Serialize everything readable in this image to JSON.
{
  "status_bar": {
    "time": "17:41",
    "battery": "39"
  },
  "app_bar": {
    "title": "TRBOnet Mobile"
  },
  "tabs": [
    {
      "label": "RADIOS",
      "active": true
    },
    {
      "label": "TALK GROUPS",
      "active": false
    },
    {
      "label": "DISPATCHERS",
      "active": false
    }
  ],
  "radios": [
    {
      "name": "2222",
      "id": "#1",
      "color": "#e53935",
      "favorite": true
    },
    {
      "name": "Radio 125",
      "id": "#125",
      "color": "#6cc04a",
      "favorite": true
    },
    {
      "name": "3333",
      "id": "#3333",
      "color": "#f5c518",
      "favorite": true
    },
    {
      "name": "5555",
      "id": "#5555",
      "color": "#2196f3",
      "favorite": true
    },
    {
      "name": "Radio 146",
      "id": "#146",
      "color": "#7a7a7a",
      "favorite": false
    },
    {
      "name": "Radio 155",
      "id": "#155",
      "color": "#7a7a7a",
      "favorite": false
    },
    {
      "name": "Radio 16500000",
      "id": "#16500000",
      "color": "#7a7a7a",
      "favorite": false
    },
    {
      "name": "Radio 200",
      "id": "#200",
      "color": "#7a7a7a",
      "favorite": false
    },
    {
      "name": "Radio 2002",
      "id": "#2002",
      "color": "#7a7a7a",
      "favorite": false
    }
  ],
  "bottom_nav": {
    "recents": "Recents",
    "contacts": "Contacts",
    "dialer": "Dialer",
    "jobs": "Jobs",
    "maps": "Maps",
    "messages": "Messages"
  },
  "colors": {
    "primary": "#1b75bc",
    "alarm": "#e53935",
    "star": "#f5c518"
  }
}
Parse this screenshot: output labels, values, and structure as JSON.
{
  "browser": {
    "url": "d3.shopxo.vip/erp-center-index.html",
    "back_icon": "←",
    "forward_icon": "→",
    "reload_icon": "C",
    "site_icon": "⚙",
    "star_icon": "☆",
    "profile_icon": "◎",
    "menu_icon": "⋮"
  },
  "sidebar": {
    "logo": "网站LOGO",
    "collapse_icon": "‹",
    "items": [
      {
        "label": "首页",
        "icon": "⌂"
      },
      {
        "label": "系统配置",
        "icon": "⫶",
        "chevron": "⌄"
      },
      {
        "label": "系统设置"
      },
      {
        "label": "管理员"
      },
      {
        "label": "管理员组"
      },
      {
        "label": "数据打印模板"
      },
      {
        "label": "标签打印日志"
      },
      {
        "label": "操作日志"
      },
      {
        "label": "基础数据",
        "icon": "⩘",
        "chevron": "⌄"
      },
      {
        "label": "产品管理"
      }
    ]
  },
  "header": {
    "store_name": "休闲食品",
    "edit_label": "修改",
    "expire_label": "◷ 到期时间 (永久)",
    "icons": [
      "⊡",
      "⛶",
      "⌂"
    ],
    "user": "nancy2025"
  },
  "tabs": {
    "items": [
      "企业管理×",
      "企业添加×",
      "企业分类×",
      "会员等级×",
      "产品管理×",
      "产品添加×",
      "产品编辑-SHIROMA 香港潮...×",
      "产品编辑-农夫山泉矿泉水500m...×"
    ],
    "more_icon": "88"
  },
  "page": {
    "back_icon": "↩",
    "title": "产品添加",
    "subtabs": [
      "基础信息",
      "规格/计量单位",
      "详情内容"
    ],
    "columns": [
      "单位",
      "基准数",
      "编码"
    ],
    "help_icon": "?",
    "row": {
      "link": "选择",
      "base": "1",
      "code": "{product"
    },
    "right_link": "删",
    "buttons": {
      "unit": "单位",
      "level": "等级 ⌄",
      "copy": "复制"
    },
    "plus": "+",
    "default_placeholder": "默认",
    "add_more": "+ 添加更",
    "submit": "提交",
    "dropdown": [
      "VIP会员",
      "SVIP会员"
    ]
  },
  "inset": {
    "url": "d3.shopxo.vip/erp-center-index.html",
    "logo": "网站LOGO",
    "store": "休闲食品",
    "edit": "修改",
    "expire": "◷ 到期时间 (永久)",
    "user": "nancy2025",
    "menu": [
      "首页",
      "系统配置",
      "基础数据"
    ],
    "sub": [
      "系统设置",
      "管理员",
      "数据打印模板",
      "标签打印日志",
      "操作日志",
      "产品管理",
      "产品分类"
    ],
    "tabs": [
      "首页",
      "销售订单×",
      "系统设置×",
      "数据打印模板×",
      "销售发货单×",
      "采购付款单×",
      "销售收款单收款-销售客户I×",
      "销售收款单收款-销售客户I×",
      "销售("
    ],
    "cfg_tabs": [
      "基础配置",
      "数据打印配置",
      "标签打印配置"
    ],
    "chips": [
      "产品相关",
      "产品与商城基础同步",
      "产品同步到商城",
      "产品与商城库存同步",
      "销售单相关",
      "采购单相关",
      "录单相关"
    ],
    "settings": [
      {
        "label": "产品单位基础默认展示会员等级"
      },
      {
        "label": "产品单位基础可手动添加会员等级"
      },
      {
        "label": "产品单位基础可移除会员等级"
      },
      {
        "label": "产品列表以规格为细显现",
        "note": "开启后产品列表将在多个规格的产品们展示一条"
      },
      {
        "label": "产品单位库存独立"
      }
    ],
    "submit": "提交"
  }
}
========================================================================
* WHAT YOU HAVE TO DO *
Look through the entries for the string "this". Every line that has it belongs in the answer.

* FINISHED EXERCISE *
Serialize everything readable in this image to JSON.
Parse this screenshot: output labels, values, and structure as JSON.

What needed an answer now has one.